They are now sharing what the initiative has learned with organizations and leaders across the country -- offering presentations, in-depth training programs, workshops, and technical assistance that can help you understand and apply these new strategies, messages, and tactics to your work.
Creating Connection is co-led by Arts Midwest and Metropolitan Group in collaboration with a committed group of state and local arts agencies, arts and culture institutions, arts service organizations, working artists, arts educators, and others.
Creating Connections has developed a message guide and set of tools to help you apply their strategies in your own work and programs. These materials are free for you to download and reuse. These include: a message guide, story and photo tips, an engagement guide, and much more. Find the entire suite of tools by clicking here.
Looking to review the public values research? Curious to hear from arts and culture leaders about how they’ve used the Creating Connection recommendations to shift their messaging and programming? Check out the growing library of recorded webinars for stories and insights from the field. Access the Creating Connections webinar page by clicking here.
At its core, art, culture and creativity is about connecting with other people — whether that’s in a historical museum, concert hall, hometown festival or an afterschool program. The Michigan Council for Arts and Cultural Affairs, inspired by the tools offered from Creating Connection, created a five-part series of intimate, first-person stories about how creative expression brings us closer to other people, the community around us, and to ourselves. Check out the unique and inspiring stories below.

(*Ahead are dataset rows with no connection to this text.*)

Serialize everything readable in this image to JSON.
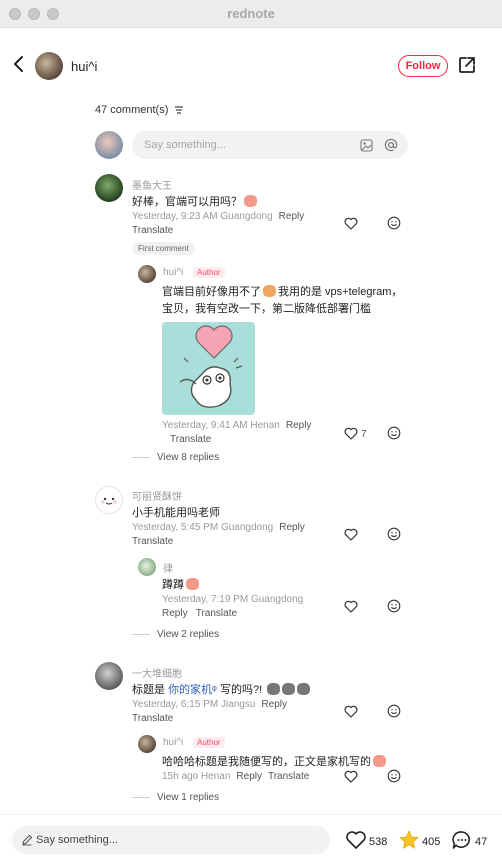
{
  "window": {
    "title": "rednote"
  },
  "header": {
    "username": "hui^i",
    "follow_label": "Follow"
  },
  "comments_meta": {
    "count_label": "47 comment(s)"
  },
  "comment_input": {
    "placeholder": "Say something..."
  },
  "comments": [
    {
      "name": "墨鱼大王",
      "text": "好棒，官端可以用吗？",
      "meta": "Yesterday, 9:23 AM Guangdong",
      "reply": "Reply",
      "translate": "Translate",
      "tag": "First comment",
      "replies": [
        {
          "name": "hui^i",
          "badge": "Author",
          "text_line1": "官端目前好像用不了",
          "text_line1b": "我用的是 vps+telegram，",
          "text_line2": "宝贝，我有空改一下，第二版降低部署门槛",
          "meta": "Yesterday, 9:41 AM Henan",
          "reply": "Reply",
          "translate": "Translate",
          "likes": "7"
        }
      ],
      "view_replies": "View 8 replies"
    },
    {
      "name": "可丽贤酥饼",
      "text": "小手机能用吗老师",
      "meta": "Yesterday, 5:45 PM Guangdong",
      "reply": "Reply",
      "translate": "Translate",
      "replies": [
        {
          "name": "律",
          "text": "蹲蹲",
          "meta": "Yesterday, 7:19 PM Guangdong",
          "reply": "Reply",
          "translate": "Translate"
        }
      ],
      "view_replies": "View 2 replies"
    },
    {
      "name": "一大堆细胞",
      "text_pre": "标题是 ",
      "text_link": "你的家机ᵠ",
      "text_post": " 写的吗?!",
      "meta": "Yesterday, 6:15 PM Jiangsu",
      "reply": "Reply",
      "translate": "Translate",
      "replies": [
        {
          "name": "hui^i",
          "badge": "Author",
          "text": "哈哈哈标题是我随便写的，正文是家机写的",
          "meta": "15h ago Henan",
          "reply": "Reply",
          "translate": "Translate"
        }
      ],
      "view_replies": "View 1 replies"
    }
  ],
  "bottom_bar": {
    "placeholder": "Say something...",
    "likes": "538",
    "stars": "405",
    "comments": "47"
  },
  "colors": {
    "brand_red": "#ff2442",
    "star_yellow": "#f6c32b"
  },
  "icons": [
    "back-arrow-icon",
    "share-icon",
    "sort-icon",
    "image-icon",
    "at-icon",
    "heart-icon",
    "smile-icon",
    "pencil-icon",
    "star-icon",
    "comment-icon"
  ]
}
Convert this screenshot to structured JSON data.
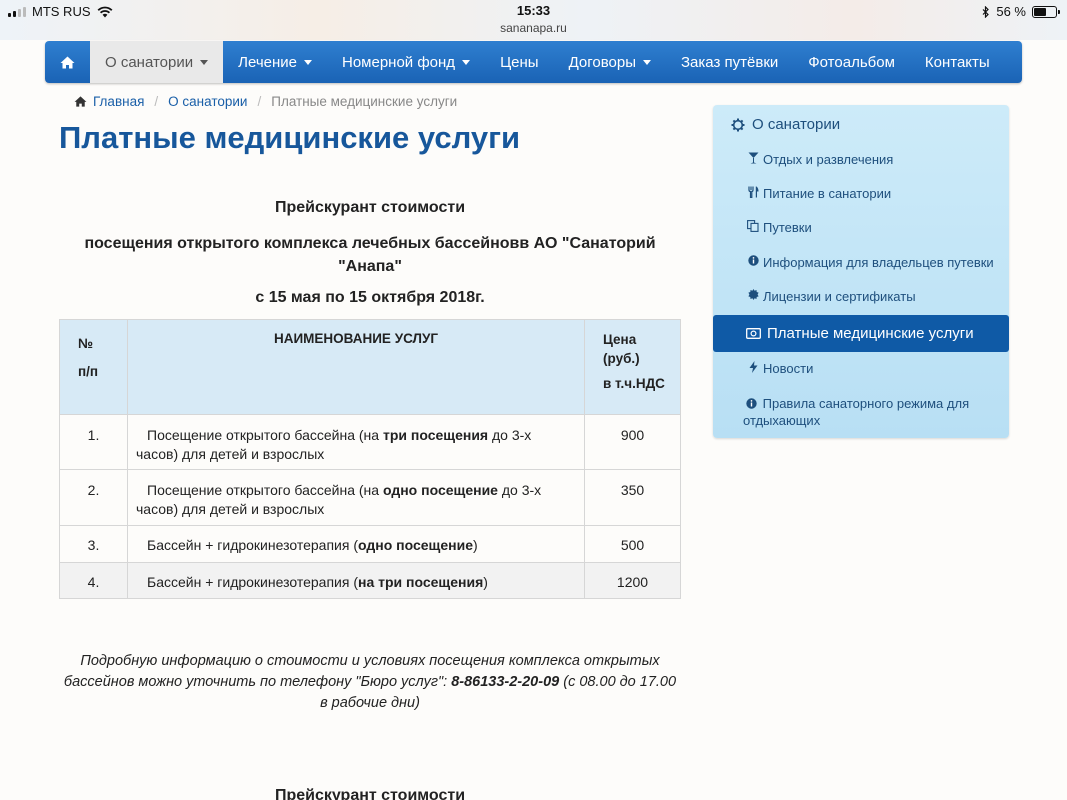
{
  "status_bar": {
    "carrier": "MTS RUS",
    "time": "15:33",
    "url": "sananapa.ru",
    "battery": "56 %",
    "battery_level": 0.56
  },
  "nav": {
    "items": [
      {
        "label": "О санатории",
        "dropdown": true
      },
      {
        "label": "Лечение",
        "dropdown": true
      },
      {
        "label": "Номерной фонд",
        "dropdown": true
      },
      {
        "label": "Цены",
        "dropdown": false
      },
      {
        "label": "Договоры",
        "dropdown": true
      },
      {
        "label": "Заказ путёвки",
        "dropdown": false
      },
      {
        "label": "Фотоальбом",
        "dropdown": false
      },
      {
        "label": "Контакты",
        "dropdown": false
      }
    ]
  },
  "breadcrumb": {
    "home": "Главная",
    "section": "О санатории",
    "current": "Платные медицинские услуги"
  },
  "page": {
    "title": "Платные медицинские услуги",
    "heading1": "Прейскурант стоимости",
    "heading2_line1": "посещения открытого комплекса лечебных бассейновв АО \"Санаторий",
    "heading2_line2": "\"Анапа\"",
    "heading3": "с 15 мая по 15 октября 2018г.",
    "heading_bottom": "Прейскурант стоимости"
  },
  "table": {
    "col_num_line1": "№",
    "col_num_line2": "п/п",
    "col_name": "НАИМЕНОВАНИЕ УСЛУГ",
    "col_price_line1": "Цена",
    "col_price_line2": "(руб.)",
    "col_price_line3": "в т.ч.НДС",
    "rows": [
      {
        "num": "1.",
        "pre": "Посещение открытого бассейна (на ",
        "bold": "три посещения",
        "post": " до 3-х часов) для детей и взрослых",
        "price": "900"
      },
      {
        "num": "2.",
        "pre": "Посещение открытого бассейна (на ",
        "bold": "одно посещение",
        "post": " до 3-х часов) для детей и взрослых",
        "price": "350"
      },
      {
        "num": "3.",
        "pre": "Бассейн + гидрокинезотерапия (",
        "bold": "одно посещение",
        "post": ")",
        "price": "500"
      },
      {
        "num": "4.",
        "pre": "Бассейн + гидрокинезотерапия (",
        "bold": "на три посещения",
        "post": ")",
        "price": "1200"
      }
    ]
  },
  "info": {
    "pre": "Подробную информацию о стоимости и условиях посещения комплекса открытых бассейнов можно уточнить по телефону \"Бюро услуг\": ",
    "phone": "8-86133-2-20-09",
    "post": " (с 08.00 до 17.00 в рабочие дни)"
  },
  "sidebar": {
    "title": "О санатории",
    "items": [
      {
        "label": "Отдых и развлечения",
        "icon": "cocktail-icon"
      },
      {
        "label": "Питание в санатории",
        "icon": "cutlery-icon"
      },
      {
        "label": "Путевки",
        "icon": "copy-icon"
      },
      {
        "label": "Информация для владельцев путевки",
        "icon": "info-icon"
      },
      {
        "label": "Лицензии и сертификаты",
        "icon": "certificate-icon"
      },
      {
        "label": "Платные медицинские услуги",
        "icon": "money-icon",
        "active": true
      },
      {
        "label": "Новости",
        "icon": "flash-icon"
      },
      {
        "label": "Правила санаторного режима для отдыхающих",
        "icon": "info-icon"
      }
    ]
  },
  "colors": {
    "navbar": "#1f6bbf",
    "title": "#17579b",
    "sidebar_bg": "#c6e6f7",
    "sidebar_active": "#0f5aa6",
    "table_header": "#d7eaf6"
  }
}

Hannan Center: Beyond U
"We started the virtual class with no equipment. The drumsticks were our hands, and our drum could be our body. It could be the table. It could be a countertop. Anything that you can beat on, it's still working the brain of seniors, and helping them to exercise creativity."
Ebony Road Players: Edye Evans Hyde
I got a bunch of artist friends together and we decided, not knowing what the heck we were doing, “Hey, let's just have a black theater company and every year we'll just do a theater production!” That grew from just having fun, to an opportunity for kids and adults to have somewhere to go, and to be able to see themselves onstage, and be able to tell their own stories.
Benton Harbor teen found purpose, confidence through stained glass art
"The Fired Up program? Whew! It gave me a purpose," Otis said. It taught me to be a better person, showed me leadership, and that if I take the initiative and I apply myself, I can get those opportunities out there.
Rock camp teaches Detroit girls to express themselves in loud, wild ways
"My guitar makes me feel safer almost. It makes me feel powerful. And angry sometimes, but strong, that I could do that. And it has given me more confidence," Penny said. "I find it cool that sometimes I can be really loud."
Holland teen copes with anxiety by turning her "mental monsters" into art
Artists create for all sorts of reasons: to express emotion, convey an idea, or raise a political ruckus. For people who struggle with anxiety and depression, art can also be a kind of therapy.
How a jewelry-making class helped a Kalamazoo woman find hope after tragic losses
After Bennett-Dailey lost both her husband and her brother she became very depressed. Then, a few of her friends bought her a class in beginning jewelry making. That gift, Bennett-Dailey says, changed her life.
Writing rock songs helped teen with autism open up to friends, family
When you learn how to make art – whether it’s oil painting or playing in a rock band – you develop more than just a talent. It can also help you learn some pretty important life lessons about things like failure and vulnerability.